It involves an income test for singles (up to $125,000) or $200,000 for a couple, ensuring new property being purchased under the HomeBuilder scheme is within the cap of $750,000 and that a cap on the cost of renovations is maintained.

However, state agencies are in charge of delivering the scheme, and must assess the applications to ensure they are within the scheme rules.

Some states are yet to sign the national partnership agreement with the federal government.

Victoria is reportedly close to signing, but New South Wales and Queensland are concerned about the administrative burden they will have to take on alongside state COVID-19 recovery schemes, bushfire recovery schemes and first homeowner grants.

“Like New South Wales, Queensland is working closely with the federal government to finalise implementation measures for the homebuilder scheme,” a spokesperson for the Queensland treasurer said this week.

“We hope to resolve the outstanding issues in coming days.”

They will have to move quickly to catch a falling market, with the Master Builders Association warning the government that the industry is heading for a 30 to 40 per cent slump in coming months.

Federal minister for housing and assistant treasurer, Michael Sukkar, says the HomeBuilder scheme will be a major economic stimulus.

“Homebuilder is proving to be the catalyst for first homebuyers and families to purchase a new home, or undertake a major rebuild, that they may have put off earlier in the year,” he said.

“The consistent feedback we are receiving from builders is that their phones are ringing off the hook, which will keep the pipeline of work flowing in the second half of 2020 and keep tradies in jobs.”

The scheme has been criticised for providing assistance only to a narrow band of relatively well-off applicants.

Dave Noonan, national secretary of the construction section of the CFMEU, wants federal and state governments to boost affordable and social housing.

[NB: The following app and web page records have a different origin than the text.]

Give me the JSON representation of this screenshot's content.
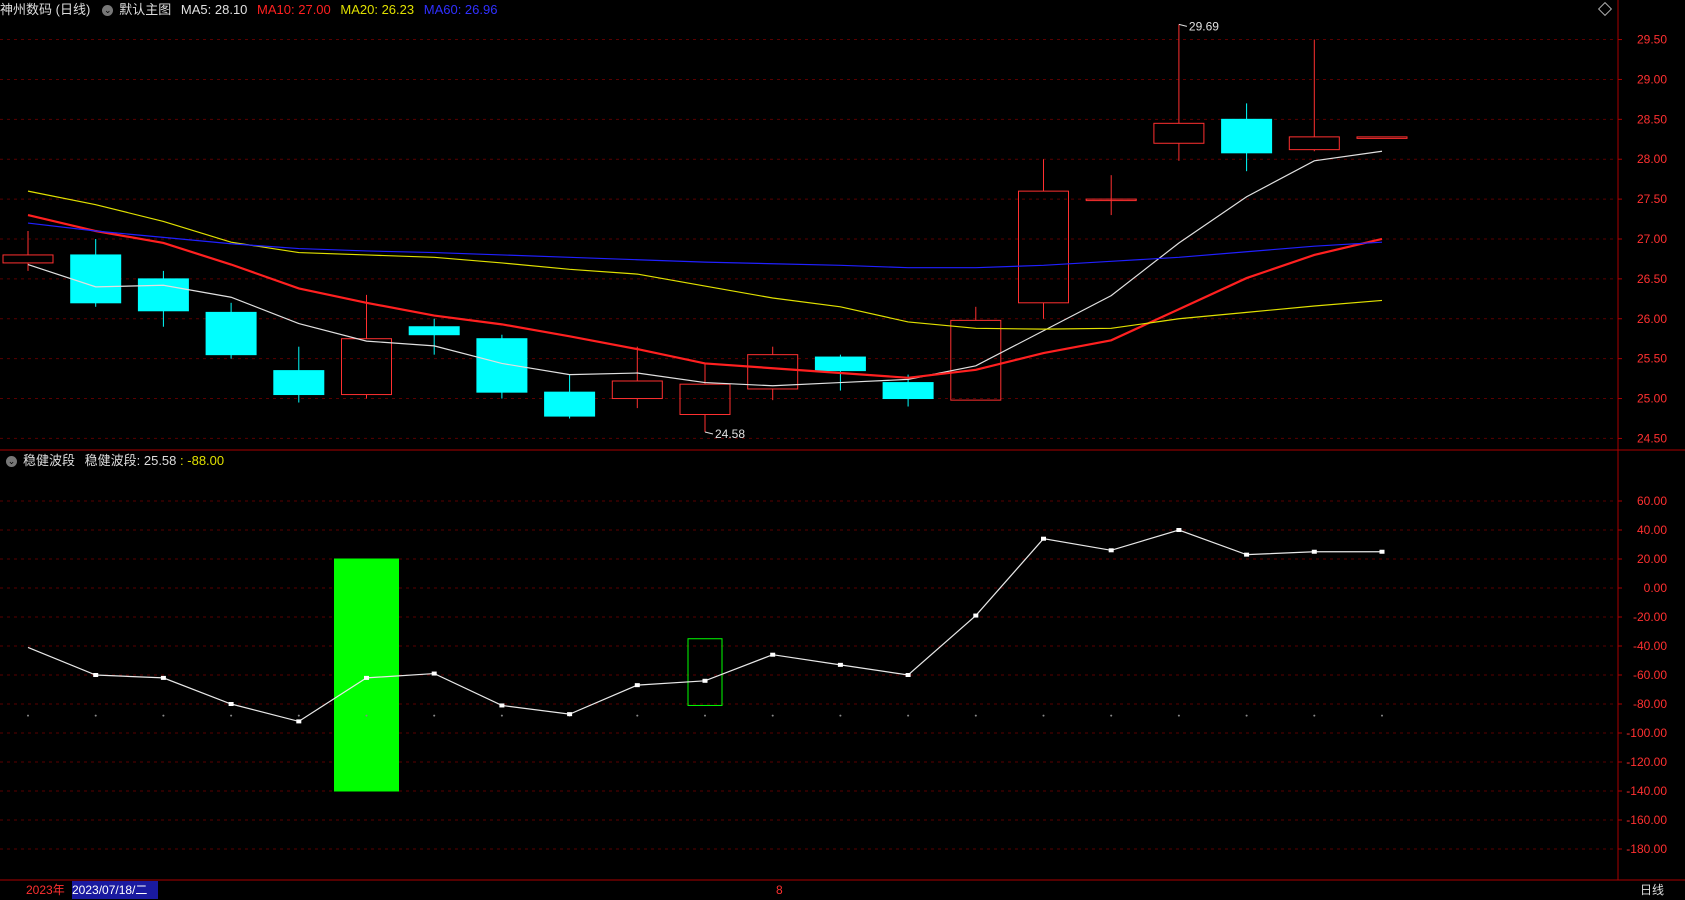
{
  "main_header": {
    "stock": "神州数码 (日线)",
    "template": "默认主图",
    "ma5": "MA5: 28.10",
    "ma10": "MA10: 27.00",
    "ma20": "MA20: 26.23",
    "ma60": "MA60: 26.96"
  },
  "sub_header": {
    "name": "稳健波段",
    "label": "稳健波段: 25.58",
    "value": ": -88.00"
  },
  "footer": {
    "year": "2023年",
    "date": "2023/07/18/二",
    "mid": "8",
    "period": "日线"
  },
  "colors": {
    "up": "#ff3030",
    "down": "#00ffff",
    "ma5": "#e0e0e0",
    "ma10": "#ff2020",
    "ma20": "#e0e000",
    "ma60": "#2020ff",
    "grid": "#5a0000",
    "axis": "#aa0000",
    "green_bar": "#00ff00"
  },
  "chart_data": [
    {
      "type": "candlestick",
      "title": "神州数码 (日线)",
      "ylim": [
        24.38,
        29.72
      ],
      "y_ticks": [
        "29.50",
        "29.00",
        "28.50",
        "28.00",
        "27.50",
        "27.00",
        "26.50",
        "26.00",
        "25.50",
        "25.00",
        "24.50"
      ],
      "candles": [
        {
          "o": 26.7,
          "h": 27.1,
          "l": 26.6,
          "c": 26.8
        },
        {
          "o": 26.8,
          "h": 27.0,
          "l": 26.15,
          "c": 26.2
        },
        {
          "o": 26.5,
          "h": 26.6,
          "l": 25.9,
          "c": 26.1
        },
        {
          "o": 26.08,
          "h": 26.2,
          "l": 25.5,
          "c": 25.55
        },
        {
          "o": 25.35,
          "h": 25.65,
          "l": 24.95,
          "c": 25.05
        },
        {
          "o": 25.05,
          "h": 26.3,
          "l": 25.0,
          "c": 25.75
        },
        {
          "o": 25.9,
          "h": 26.0,
          "l": 25.55,
          "c": 25.8
        },
        {
          "o": 25.75,
          "h": 25.8,
          "l": 25.0,
          "c": 25.08
        },
        {
          "o": 25.08,
          "h": 25.3,
          "l": 24.75,
          "c": 24.78
        },
        {
          "o": 25.0,
          "h": 25.65,
          "l": 24.88,
          "c": 25.22
        },
        {
          "o": 24.8,
          "h": 25.45,
          "l": 24.58,
          "c": 25.18
        },
        {
          "o": 25.12,
          "h": 25.65,
          "l": 24.98,
          "c": 25.55
        },
        {
          "o": 25.52,
          "h": 25.55,
          "l": 25.1,
          "c": 25.35
        },
        {
          "o": 25.2,
          "h": 25.3,
          "l": 24.9,
          "c": 25.0
        },
        {
          "o": 24.98,
          "h": 26.15,
          "l": 24.98,
          "c": 25.98
        },
        {
          "o": 26.2,
          "h": 28.0,
          "l": 26.0,
          "c": 27.6
        },
        {
          "o": 27.5,
          "h": 27.8,
          "l": 27.3,
          "c": 27.5
        },
        {
          "o": 28.2,
          "h": 29.69,
          "l": 27.98,
          "c": 28.45
        },
        {
          "o": 28.5,
          "h": 28.7,
          "l": 27.85,
          "c": 28.08
        },
        {
          "o": 28.12,
          "h": 29.5,
          "l": 28.1,
          "c": 28.28
        },
        {
          "o": 28.28,
          "h": 28.28,
          "l": 28.28,
          "c": 28.28
        }
      ],
      "series": [
        {
          "name": "MA5",
          "values": [
            26.68,
            26.4,
            26.42,
            26.27,
            25.94,
            25.72,
            25.66,
            25.44,
            25.3,
            25.32,
            25.2,
            25.16,
            25.2,
            25.24,
            25.41,
            25.85,
            26.29,
            26.95,
            27.53,
            27.98,
            28.1
          ]
        },
        {
          "name": "MA10",
          "values": [
            27.3,
            27.1,
            26.95,
            26.68,
            26.38,
            26.2,
            26.04,
            25.93,
            25.78,
            25.62,
            25.44,
            25.38,
            25.32,
            25.26,
            25.36,
            25.57,
            25.73,
            26.12,
            26.51,
            26.8,
            27.0
          ]
        },
        {
          "name": "MA20",
          "values": [
            27.6,
            27.43,
            27.22,
            26.96,
            26.83,
            26.8,
            26.77,
            26.7,
            26.62,
            26.56,
            26.41,
            26.26,
            26.15,
            25.96,
            25.88,
            25.87,
            25.88,
            26.0,
            26.08,
            26.16,
            26.23
          ]
        },
        {
          "name": "MA60",
          "values": [
            27.2,
            27.1,
            27.02,
            26.94,
            26.88,
            26.85,
            26.83,
            26.8,
            26.77,
            26.74,
            26.71,
            26.69,
            26.67,
            26.64,
            26.64,
            26.67,
            26.72,
            26.77,
            26.84,
            26.91,
            26.96
          ]
        }
      ],
      "annotations": [
        {
          "index": 17,
          "value": 29.69,
          "text": "29.69"
        },
        {
          "index": 10,
          "value": 24.58,
          "text": "24.58"
        }
      ]
    },
    {
      "type": "line",
      "title": "稳健波段",
      "ylim": [
        -200,
        80
      ],
      "y_ticks": [
        "60.00",
        "40.00",
        "20.00",
        "0.00",
        "-20.00",
        "-40.00",
        "-60.00",
        "-80.00",
        "-100.00",
        "-120.00",
        "-140.00",
        "-160.00",
        "-180.00"
      ],
      "series": [
        {
          "name": "稳健波段",
          "values": [
            -41,
            -60,
            -62,
            -80,
            -92,
            -62,
            -59,
            -81,
            -87,
            -67,
            -64,
            -46,
            -53,
            -60,
            -19,
            34,
            26,
            40,
            23,
            25,
            25
          ]
        }
      ],
      "bars": [
        {
          "index": 5,
          "from": 20,
          "to": -140,
          "style": "filled"
        },
        {
          "index": 10,
          "from": -35,
          "to": -81,
          "style": "outline"
        }
      ],
      "baseline": -88
    }
  ]
}
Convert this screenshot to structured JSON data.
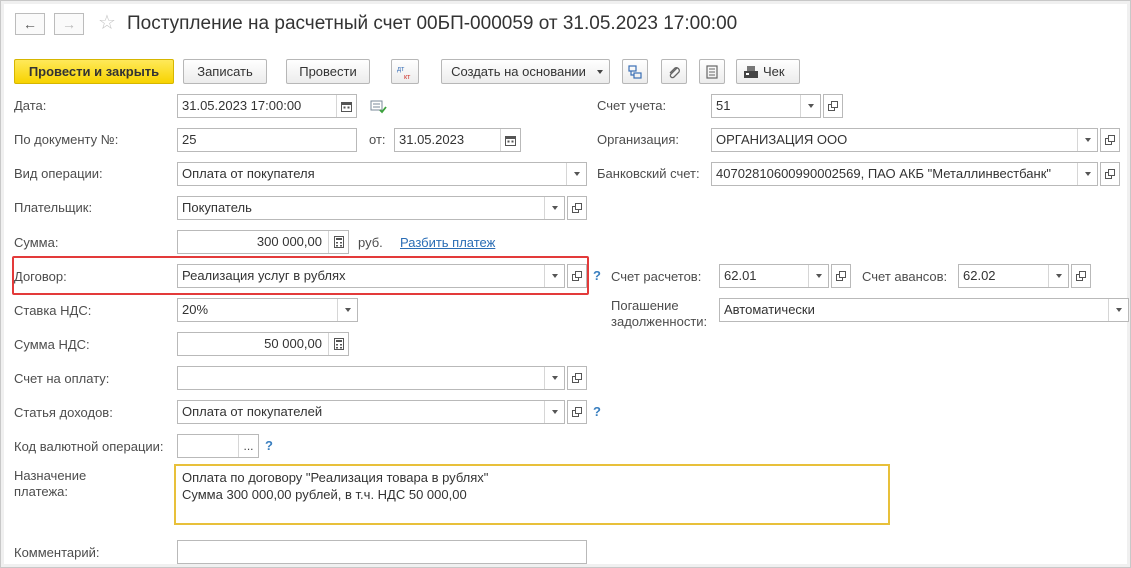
{
  "header": {
    "back_label": "←",
    "forward_label": "→",
    "favorite_label": "☆",
    "title": "Поступление на расчетный счет 00БП-000059 от 31.05.2023 17:00:00"
  },
  "toolbar": {
    "post_close_label": "Провести и закрыть",
    "save_label": "Записать",
    "post_label": "Провести",
    "dtkt_top": "дт",
    "dtkt_bottom": "кт",
    "create_based_label": "Создать на основании",
    "receipt_label": "Чек"
  },
  "form": {
    "date_label": "Дата:",
    "date_value": "31.05.2023 17:00:00",
    "doc_no_label": "По документу №:",
    "doc_no_value": "25",
    "from_label": "от:",
    "from_value": "31.05.2023",
    "operation_label": "Вид операции:",
    "operation_value": "Оплата от покупателя",
    "payer_label": "Плательщик:",
    "payer_value": "Покупатель",
    "sum_label": "Сумма:",
    "sum_value": "300 000,00",
    "currency_label": "руб.",
    "split_link": "Разбить платеж",
    "contract_label": "Договор:",
    "contract_value": "Реализация услуг в рублях",
    "vat_rate_label": "Ставка НДС:",
    "vat_rate_value": "20%",
    "vat_sum_label": "Сумма НДС:",
    "vat_sum_value": "50 000,00",
    "invoice_label": "Счет на оплату:",
    "invoice_value": "",
    "income_label": "Статья доходов:",
    "income_value": "Оплата от покупателей",
    "currency_op_label": "Код валютной операции:",
    "currency_op_value": "",
    "purpose_label_1": "Назначение",
    "purpose_label_2": "платежа:",
    "purpose_line_1": "Оплата по договору \"Реализация товара в рублях\"",
    "purpose_line_2": "Сумма 300 000,00 рублей, в т.ч. НДС 50 000,00",
    "comment_label": "Комментарий:",
    "comment_value": "",
    "account_label": "Счет учета:",
    "account_value": "51",
    "org_label": "Организация:",
    "org_value": "ОРГАНИЗАЦИЯ ООО",
    "bank_label": "Банковский счет:",
    "bank_value": "40702810600990002569, ПАО АКБ \"Металлинвестбанк\"",
    "settle_label": "Счет расчетов:",
    "settle_value": "62.01",
    "advance_label": "Счет авансов:",
    "advance_value": "62.02",
    "repay_label_1": "Погашение",
    "repay_label_2": "задолженности:",
    "repay_value": "Автоматически",
    "help_mark": "?",
    "ellipsis": "..."
  }
}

“There’s a crying need for affordable and social housing. Some states have really underfunded social housing and so we think it’s timely to take that problem and the problem of homelessness,” he said.